**PROBLEM DETAILS:**
Write out the entries again. Match each one exactly.

**DATASET:**
________________
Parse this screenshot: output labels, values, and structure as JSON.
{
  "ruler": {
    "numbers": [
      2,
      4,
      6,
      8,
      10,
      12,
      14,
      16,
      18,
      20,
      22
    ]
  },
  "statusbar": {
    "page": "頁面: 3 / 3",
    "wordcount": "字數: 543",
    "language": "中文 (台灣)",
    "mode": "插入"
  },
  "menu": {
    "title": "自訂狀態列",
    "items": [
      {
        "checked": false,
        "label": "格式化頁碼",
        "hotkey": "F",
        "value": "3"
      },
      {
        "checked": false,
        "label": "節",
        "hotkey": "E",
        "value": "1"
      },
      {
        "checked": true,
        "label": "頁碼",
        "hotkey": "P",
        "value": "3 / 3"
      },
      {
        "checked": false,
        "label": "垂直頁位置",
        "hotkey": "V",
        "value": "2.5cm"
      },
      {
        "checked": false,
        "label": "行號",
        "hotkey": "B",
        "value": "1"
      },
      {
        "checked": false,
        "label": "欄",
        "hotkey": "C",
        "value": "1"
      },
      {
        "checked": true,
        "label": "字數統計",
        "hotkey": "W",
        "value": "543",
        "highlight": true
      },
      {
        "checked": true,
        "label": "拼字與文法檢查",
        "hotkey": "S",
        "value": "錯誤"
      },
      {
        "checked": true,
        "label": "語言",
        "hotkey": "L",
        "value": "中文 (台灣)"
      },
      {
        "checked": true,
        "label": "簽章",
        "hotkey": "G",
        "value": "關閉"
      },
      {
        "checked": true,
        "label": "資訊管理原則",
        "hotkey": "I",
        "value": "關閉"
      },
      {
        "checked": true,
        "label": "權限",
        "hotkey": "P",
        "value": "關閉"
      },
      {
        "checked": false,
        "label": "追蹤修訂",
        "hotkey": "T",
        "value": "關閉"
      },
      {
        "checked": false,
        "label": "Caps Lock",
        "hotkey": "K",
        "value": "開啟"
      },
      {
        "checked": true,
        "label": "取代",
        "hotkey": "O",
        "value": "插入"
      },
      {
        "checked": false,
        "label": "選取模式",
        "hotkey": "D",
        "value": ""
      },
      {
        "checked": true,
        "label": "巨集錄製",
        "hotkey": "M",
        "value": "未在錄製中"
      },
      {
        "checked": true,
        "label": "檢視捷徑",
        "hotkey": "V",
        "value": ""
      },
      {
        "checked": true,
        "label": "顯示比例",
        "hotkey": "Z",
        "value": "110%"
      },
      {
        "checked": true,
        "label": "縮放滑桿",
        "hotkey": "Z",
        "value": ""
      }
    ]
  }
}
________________
**FINISHED EXERCISE:**
Parse this screenshot: output labels, values, and structure as JSON.
{
  "ruler": {
    "numbers": [
      2,
      4,
      6,
      8,
      10,
      12,
      14,
      16,
      18,
      20,
      22
    ]
  },
  "statusbar": {
    "page": "頁面: 3 / 3",
    "wordcount": "字數: 543",
    "language": "中文 (台灣)",
    "mode": "插入"
  },
  "menu": {
    "title": "自訂狀態列",
    "items": [
      {
        "checked": false,
        "label": "格式化頁碼",
        "hotkey": "F",
        "value": "3"
      },
      {
        "checked": false,
        "label": "節",
        "hotkey": "E",
        "value": "1"
      },
      {
        "checked": true,
        "label": "頁碼",
        "hotkey": "P",
        "value": "3 / 3"
      },
      {
        "checked": false,
        "label": "垂直頁位置",
        "hotkey": "V",
        "value": "2.5cm"
      },
      {
        "checked": false,
        "label": "行號",
        "hotkey": "B",
        "value": "1"
      },
      {
        "checked": false,
        "label": "欄",
        "hotkey": "C",
        "value": "1"
      },
      {
        "checked": true,
        "label": "字數統計",
        "hotkey": "W",
        "value": "543",
        "highlight": true
      },
      {
        "checked": true,
        "label": "拼字與文法檢查",
        "hotkey": "S",
        "value": "錯誤"
      },
      {
        "checked": true,
        "label": "語言",
        "hotkey": "L",
        "value": "中文 (台灣)"
      },
      {
        "checked": true,
        "label": "簽章",
        "hotkey": "G",
        "value": "關閉"
      },
      {
        "checked": true,
        "label": "資訊管理原則",
        "hotkey": "I",
        "value": "關閉"
      },
      {
        "checked": true,
        "label": "權限",
        "hotkey": "P",
        "value": "關閉"
      },
      {
        "checked": false,
        "label": "追蹤修訂",
        "hotkey": "T",
        "value": "關閉"
      },
      {
        "checked": false,
        "label": "Caps Lock",
        "hotkey": "K",
        "value": "開啟"
      },
      {
        "checked": true,
        "label": "取代",
        "hotkey": "O",
        "value": "插入"
      },
      {
        "checked": false,
        "label": "選取模式",
        "hotkey": "D",
        "value": ""
      },
      {
        "checked": true,
        "label": "巨集錄製",
        "hotkey": "M",
        "value": "未在錄製中"
      },
      {
        "checked": true,
        "label": "檢視捷徑",
        "hotkey": "V",
        "value": ""
      },
      {
        "checked": true,
        "label": "顯示比例",
        "hotkey": "Z",
        "value": "110%"
      },
      {
        "checked": true,
        "label": "縮放滑桿",
        "hotkey": "Z",
        "value": ""
      }
    ]
  }
}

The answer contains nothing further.